Libyan rival government shuts down half of oil exports

Move will cut 800,000 barrels per day of supply

Move will cut 800,000 barrels per day of supply
Libyan commander Khalifa Haftar blocked oil exports at ports under his control, cutting Libyan exports by 800,000 barrels per day.
The move is a power play ahead of a conference with Tripoli’s government that will be hosted by Angela Merkel in Berlin. He has so far refused to end his offensive and agree to peace and walked away from talks last week in Russia.
Recently, Turkey pledged support to Tripoli but cutting off exports will make it difficult to fund weapons purchases.
If exports remain cut off when markets re-open, expect a rise in oil prices. Total world production this year is about 102 million barrels per day and this would create a deficit, especially in Europe when Libya exports the vast majority of its crude.

Rasmussen Numbers; PredictIt

Their sampling of 1,000 Likely Voters taken a week ago shows a slight edge to the Big Orange. 46% think the President will be re-elected; 33% think he will lose to the Democrat and 12% think he will be convicted by the Senate. 9% are unsure. The sample weights a Democrat preponderance 38% to 32% Republican with the remaining 30% as independent.

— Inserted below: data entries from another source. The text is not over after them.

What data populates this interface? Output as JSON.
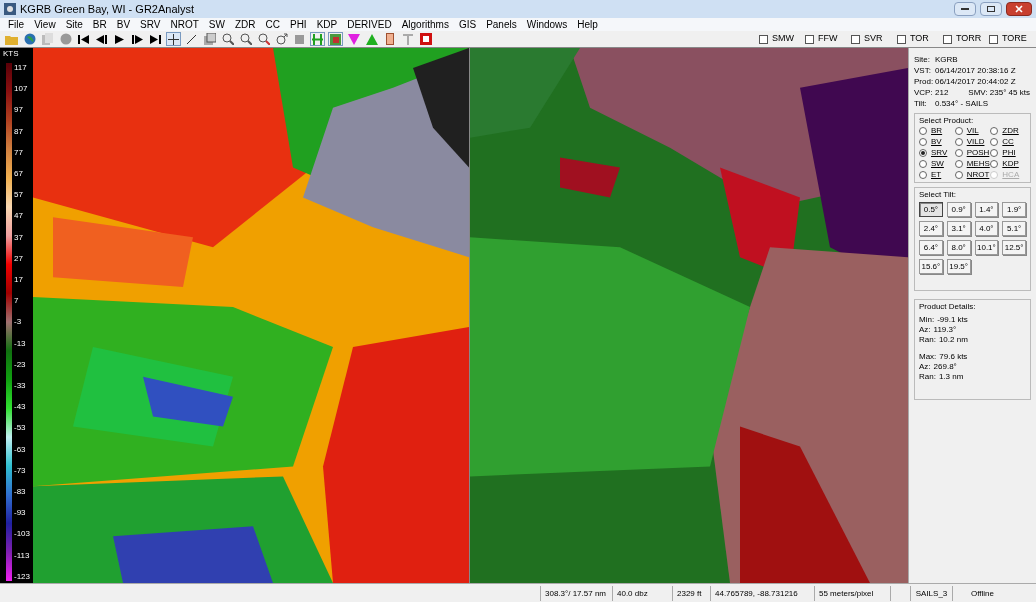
{
  "window": {
    "title": "KGRB Green Bay, WI - GR2Analyst"
  },
  "menu": [
    "File",
    "View",
    "Site",
    "BR",
    "BV",
    "SRV",
    "NROT",
    "SW",
    "ZDR",
    "CC",
    "PHI",
    "KDP",
    "DERIVED",
    "Algorithms",
    "GIS",
    "Panels",
    "Windows",
    "Help"
  ],
  "warnings": [
    {
      "label": "SMW",
      "checked": false
    },
    {
      "label": "FFW",
      "checked": false
    },
    {
      "label": "SVR",
      "checked": false
    },
    {
      "label": "TOR",
      "checked": false
    },
    {
      "label": "TORR",
      "checked": false
    },
    {
      "label": "TORE",
      "checked": false
    }
  ],
  "legend": {
    "unit": "KTS",
    "ticks": [
      "117",
      "107",
      "97",
      "87",
      "77",
      "67",
      "57",
      "47",
      "37",
      "27",
      "17",
      "7",
      "-3",
      "-13",
      "-23",
      "-33",
      "-43",
      "-53",
      "-63",
      "-73",
      "-83",
      "-93",
      "-103",
      "-113",
      "-123"
    ]
  },
  "site_info": [
    {
      "label": "Site:",
      "value": "KGRB"
    },
    {
      "label": "VST:",
      "value": "06/14/2017  20:38:16 Z"
    },
    {
      "label": "Prod:",
      "value": "06/14/2017  20:44:02 Z"
    },
    {
      "label": "VCP:",
      "value": "212",
      "extra": "SMV: 235° 45 kts"
    },
    {
      "label": "Tilt:",
      "value": "0.534° - SAILS"
    }
  ],
  "products": {
    "title": "Select Product:",
    "items": [
      {
        "label": "BR",
        "selected": false,
        "disabled": false
      },
      {
        "label": "VIL",
        "selected": false,
        "disabled": false
      },
      {
        "label": "ZDR",
        "selected": false,
        "disabled": false
      },
      {
        "label": "BV",
        "selected": false,
        "disabled": false
      },
      {
        "label": "VILD",
        "selected": false,
        "disabled": false
      },
      {
        "label": "CC",
        "selected": false,
        "disabled": false
      },
      {
        "label": "SRV",
        "selected": true,
        "disabled": false
      },
      {
        "label": "POSH",
        "selected": false,
        "disabled": false
      },
      {
        "label": "PHI",
        "selected": false,
        "disabled": false
      },
      {
        "label": "SW",
        "selected": false,
        "disabled": false
      },
      {
        "label": "MEHS",
        "selected": false,
        "disabled": false
      },
      {
        "label": "KDP",
        "selected": false,
        "disabled": false
      },
      {
        "label": "ET",
        "selected": false,
        "disabled": false
      },
      {
        "label": "NROT",
        "selected": false,
        "disabled": false
      },
      {
        "label": "HCA",
        "selected": false,
        "disabled": true
      }
    ]
  },
  "tilts": {
    "title": "Select Tilt:",
    "items": [
      {
        "label": "0.5°",
        "selected": true
      },
      {
        "label": "0.9°",
        "selected": false
      },
      {
        "label": "1.4°",
        "selected": false
      },
      {
        "label": "1.9°",
        "selected": false
      },
      {
        "label": "2.4°",
        "selected": false
      },
      {
        "label": "3.1°",
        "selected": false
      },
      {
        "label": "4.0°",
        "selected": false
      },
      {
        "label": "5.1°",
        "selected": false
      },
      {
        "label": "6.4°",
        "selected": false
      },
      {
        "label": "8.0°",
        "selected": false
      },
      {
        "label": "10.1°",
        "selected": false
      },
      {
        "label": "12.5°",
        "selected": false
      },
      {
        "label": "15.6°",
        "selected": false
      },
      {
        "label": "19.5°",
        "selected": false
      }
    ]
  },
  "details": {
    "title": "Product Details:",
    "groups": [
      [
        {
          "label": "Min:",
          "value": "-99.1 kts"
        },
        {
          "label": "Az:",
          "value": "119.3°"
        },
        {
          "label": "Ran:",
          "value": "10.2 nm"
        }
      ],
      [
        {
          "label": "Max:",
          "value": "79.6 kts"
        },
        {
          "label": "Az:",
          "value": "269.8°"
        },
        {
          "label": "Ran:",
          "value": "1.3 nm"
        }
      ]
    ]
  },
  "status_bar": [
    "308.3°/ 17.57 nm",
    "40.0 dbz",
    "2329 ft",
    "44.765789, -88.731216",
    "55 meters/pixel",
    "SAILS_3",
    "Offline"
  ]
}
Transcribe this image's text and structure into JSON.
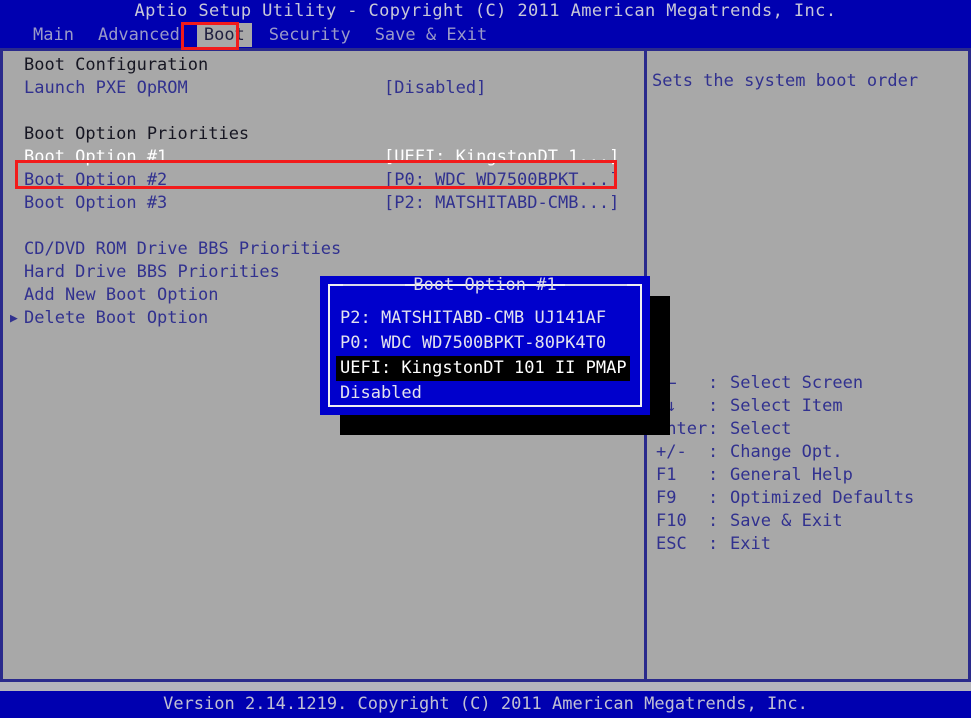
{
  "window": {
    "title": "Aptio Setup Utility - Copyright (C) 2011 American Megatrends, Inc.",
    "footer": "Version 2.14.1219. Copyright (C) 2011 American Megatrends, Inc."
  },
  "menubar": {
    "items": [
      {
        "label": "Main",
        "active": false
      },
      {
        "label": "Advanced",
        "active": false
      },
      {
        "label": "Boot",
        "active": true
      },
      {
        "label": "Security",
        "active": false
      },
      {
        "label": "Save & Exit",
        "active": false
      }
    ]
  },
  "settings": {
    "rows": [
      {
        "type": "header",
        "label": "Boot Configuration",
        "value": ""
      },
      {
        "type": "option",
        "label": "Launch PXE OpROM",
        "value": "[Disabled]"
      },
      {
        "type": "spacer",
        "label": "",
        "value": ""
      },
      {
        "type": "header",
        "label": "Boot Option Priorities",
        "value": ""
      },
      {
        "type": "selected",
        "label": "Boot Option #1",
        "value": "[UEFI: KingstonDT 1...]"
      },
      {
        "type": "option",
        "label": "Boot Option #2",
        "value": "[P0: WDC WD7500BPKT...]"
      },
      {
        "type": "option",
        "label": "Boot Option #3",
        "value": "[P2: MATSHITABD-CMB...]"
      },
      {
        "type": "spacer",
        "label": "",
        "value": ""
      },
      {
        "type": "submenu",
        "label": "CD/DVD ROM Drive BBS Priorities",
        "value": "",
        "marker": ""
      },
      {
        "type": "submenu",
        "label": "Hard Drive BBS Priorities",
        "value": "",
        "marker": ""
      },
      {
        "type": "submenu",
        "label": "Add New Boot Option",
        "value": "",
        "marker": ""
      },
      {
        "type": "submenu",
        "label": "Delete Boot Option",
        "value": "",
        "marker": "▶"
      }
    ]
  },
  "help": {
    "text": "Sets the system boot order"
  },
  "legend": {
    "rows": [
      {
        "key": "→←",
        "sep": ":",
        "action": "Select Screen"
      },
      {
        "key": "↑↓",
        "sep": ":",
        "action": "Select Item"
      },
      {
        "key": "Enter",
        "sep": ":",
        "action": "Select"
      },
      {
        "key": "+/-",
        "sep": ":",
        "action": "Change Opt."
      },
      {
        "key": "F1",
        "sep": ":",
        "action": "General Help"
      },
      {
        "key": "F9",
        "sep": ":",
        "action": "Optimized Defaults"
      },
      {
        "key": "F10",
        "sep": ":",
        "action": "Save & Exit"
      },
      {
        "key": "ESC",
        "sep": ":",
        "action": "Exit"
      }
    ]
  },
  "popup": {
    "title": "Boot Option #1",
    "items": [
      {
        "label": "P2: MATSHITABD-CMB UJ141AF",
        "selected": false
      },
      {
        "label": "P0: WDC WD7500BPKT-80PK4T0",
        "selected": false
      },
      {
        "label": "UEFI: KingstonDT 101 II PMAP",
        "selected": true
      },
      {
        "label": "Disabled",
        "selected": false
      }
    ]
  },
  "annotations": {
    "color": "#f21b1b",
    "boot_tab_highlight": "Boot",
    "boot_option_1_highlight": "Boot Option #1"
  }
}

PredictIt shows the same: 52 cents for the Republican candidate to win; 51 cents for the Democrat.

The London Bookies have a very different view.

From Oddschecker:

Donald Trump -110

Joe Biden +500

Bernie Sanders +750

Pete Buttigieg +2000

Elizabeth Warren +2000

Michael Bloomberg +2000

Hillary Clinton +5000

Andrew Yang +5000

US natural gas falls below $2 for the first time since 2016

Natural gas prices crater

Natural gas prices crater
Mild weather in the US and massive shale production in the US has led to an abundance of natural gas in the US. The aim is to one-day convert it into liquefied natural gas to export but with the wild overproduction in tight oil, there’s no way to liquefy it or transport it. Prices in and around production areas are much lower than $2.
A reckoning is coming to shale soon, and even sooner if crude falls below $50 this year.